START Records for processing
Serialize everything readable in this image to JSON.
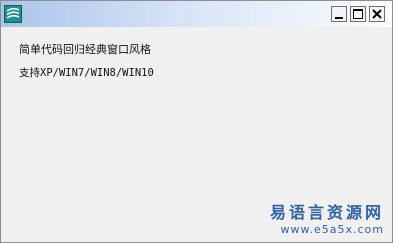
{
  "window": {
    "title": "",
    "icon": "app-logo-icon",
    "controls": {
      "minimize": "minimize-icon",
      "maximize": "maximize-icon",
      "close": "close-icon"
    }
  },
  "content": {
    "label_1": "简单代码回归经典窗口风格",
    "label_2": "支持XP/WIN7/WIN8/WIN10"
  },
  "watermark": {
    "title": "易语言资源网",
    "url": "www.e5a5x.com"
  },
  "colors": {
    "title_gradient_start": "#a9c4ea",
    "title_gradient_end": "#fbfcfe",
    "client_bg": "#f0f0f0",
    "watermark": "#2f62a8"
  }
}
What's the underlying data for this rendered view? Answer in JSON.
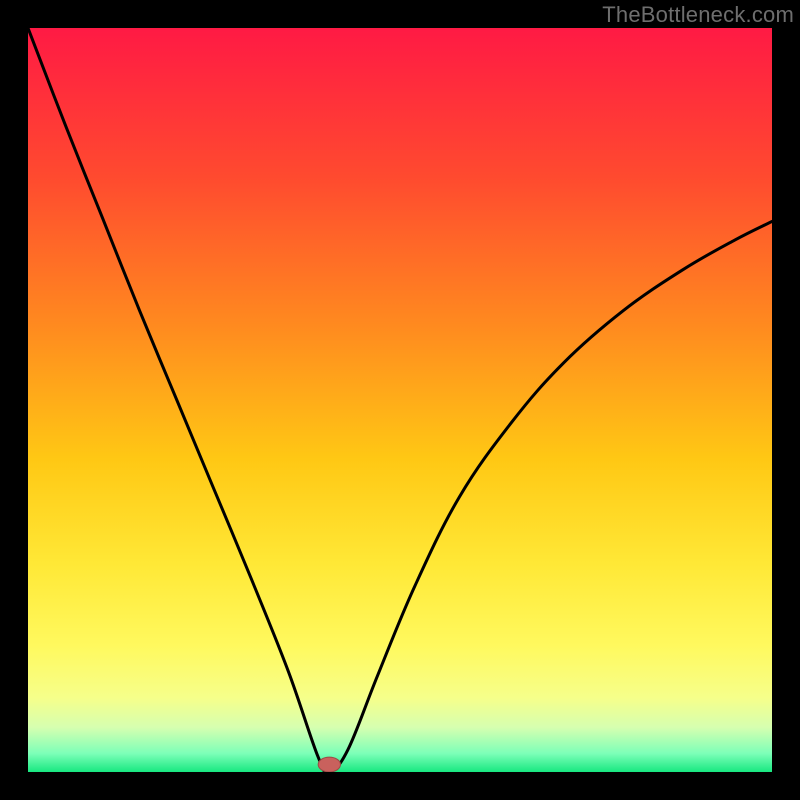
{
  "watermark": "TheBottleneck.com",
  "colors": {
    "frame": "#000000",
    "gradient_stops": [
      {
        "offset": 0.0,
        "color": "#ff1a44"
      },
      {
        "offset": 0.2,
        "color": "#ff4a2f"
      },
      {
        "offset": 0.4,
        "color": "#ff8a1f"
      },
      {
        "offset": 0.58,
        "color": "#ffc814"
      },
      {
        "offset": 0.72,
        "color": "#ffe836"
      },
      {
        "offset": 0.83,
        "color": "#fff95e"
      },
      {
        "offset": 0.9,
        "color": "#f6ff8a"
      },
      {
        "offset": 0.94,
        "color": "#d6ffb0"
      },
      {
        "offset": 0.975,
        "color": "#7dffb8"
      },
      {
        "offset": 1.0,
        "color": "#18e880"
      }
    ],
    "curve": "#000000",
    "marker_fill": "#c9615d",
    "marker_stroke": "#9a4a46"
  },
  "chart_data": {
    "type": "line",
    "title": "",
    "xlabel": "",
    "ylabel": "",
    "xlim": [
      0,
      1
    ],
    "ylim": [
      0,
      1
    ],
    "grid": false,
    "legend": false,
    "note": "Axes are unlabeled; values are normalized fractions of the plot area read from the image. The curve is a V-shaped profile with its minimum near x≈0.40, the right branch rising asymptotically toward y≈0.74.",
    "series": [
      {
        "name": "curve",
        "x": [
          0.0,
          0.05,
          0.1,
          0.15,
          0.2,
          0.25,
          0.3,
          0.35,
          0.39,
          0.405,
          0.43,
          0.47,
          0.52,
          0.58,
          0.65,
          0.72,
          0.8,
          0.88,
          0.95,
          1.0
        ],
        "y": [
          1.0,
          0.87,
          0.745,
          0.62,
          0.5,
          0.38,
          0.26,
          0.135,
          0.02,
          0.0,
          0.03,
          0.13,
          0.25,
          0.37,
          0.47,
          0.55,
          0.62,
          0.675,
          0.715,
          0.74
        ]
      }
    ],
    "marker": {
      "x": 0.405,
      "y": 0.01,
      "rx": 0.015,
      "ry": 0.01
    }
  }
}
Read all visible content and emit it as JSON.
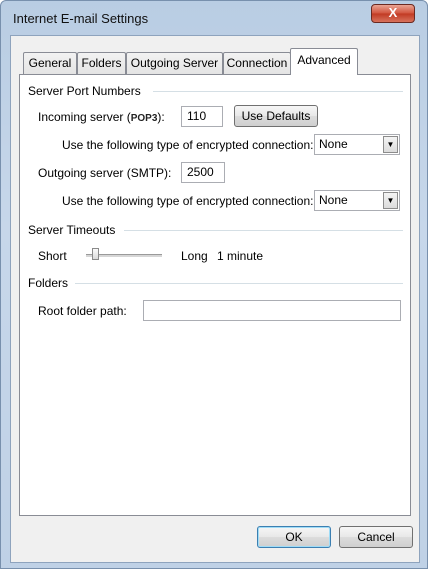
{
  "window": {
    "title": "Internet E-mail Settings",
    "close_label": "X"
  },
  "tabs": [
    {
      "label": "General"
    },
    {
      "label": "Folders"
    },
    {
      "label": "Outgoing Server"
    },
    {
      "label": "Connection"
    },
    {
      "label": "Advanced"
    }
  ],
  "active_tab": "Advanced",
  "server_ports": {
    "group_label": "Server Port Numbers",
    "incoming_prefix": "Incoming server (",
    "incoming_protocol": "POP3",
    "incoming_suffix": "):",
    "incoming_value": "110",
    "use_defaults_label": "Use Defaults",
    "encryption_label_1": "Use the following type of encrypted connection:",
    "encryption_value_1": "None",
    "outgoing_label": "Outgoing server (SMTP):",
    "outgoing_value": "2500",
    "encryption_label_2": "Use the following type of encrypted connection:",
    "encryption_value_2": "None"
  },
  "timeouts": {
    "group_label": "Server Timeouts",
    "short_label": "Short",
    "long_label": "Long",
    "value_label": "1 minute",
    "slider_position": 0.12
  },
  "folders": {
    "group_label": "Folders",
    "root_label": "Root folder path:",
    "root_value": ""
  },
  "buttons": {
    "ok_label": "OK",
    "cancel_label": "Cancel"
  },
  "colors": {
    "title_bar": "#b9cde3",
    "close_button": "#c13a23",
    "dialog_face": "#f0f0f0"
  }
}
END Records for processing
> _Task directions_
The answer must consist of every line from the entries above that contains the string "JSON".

> _Answer space_
Serialize everything readable in this image to JSON.
What's the underlying data for this rendered view? Answer in JSON.
Read all visible content and emit it as JSON.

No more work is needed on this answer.